The oral cavity hosts upward of 700 different species of bacteria, some of which are linked to periodontitis, a bacteria-driven inflammatory disease.
The cancer patients carried 31 species of bacteria not present in the mouths of the healthy participants. At the same time, those with cancer lacked 25 other species that were present among the disease-free pool.
A second oral comparison was made between 28 cancer patients, 27 patients with chronic pancreatitis (thereby at high risk for cancer), and 28 healthy individuals.
The result: Two bacterial species --Neisseria elongata and Streptococcus mitis -- were much more likely to be found in the mouths of healthy people than those with cancer. Scanning for levels of these two bacteria enabled the research team to accurately distinguish between cancer patients and healthy participants more than three-quarters of the time (80 percent).
In reverse, levels of another species -- Granulicatella adjacens -- were higher among those with disease.
Differences in bacterial composition also existed among patients with chronic pancreatitis, relative to healthy people.
"Although any advance in the arena of early detection is important, what is perhaps more important is the idea that oral floral changes are part of the cause of pancreatic cancer," Farrell said. "And although we don't yet know, in fact most of the pieces of data already out there looking at oral hygiene -- mostly with respect to cardiac disease -- would suggest that the interplay between oral bacteria and our cells can lead to disease.

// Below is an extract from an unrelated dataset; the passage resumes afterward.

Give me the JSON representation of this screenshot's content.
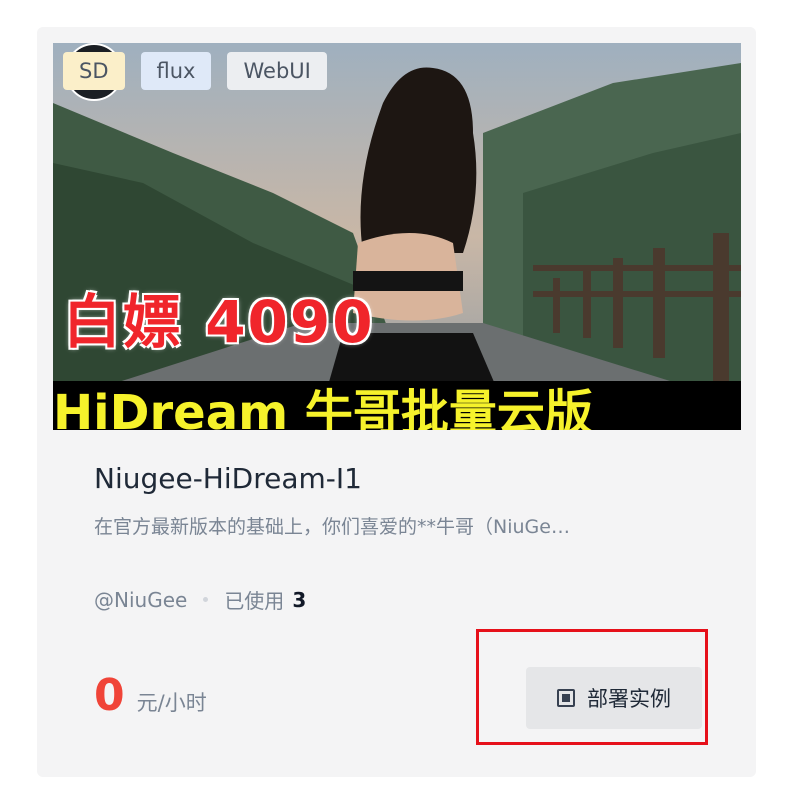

"And this idea opens up a whole new arena for exploration," he added. "Because it would mean, in theory, that we could have a whole new target for cancer interventi
All rights reserved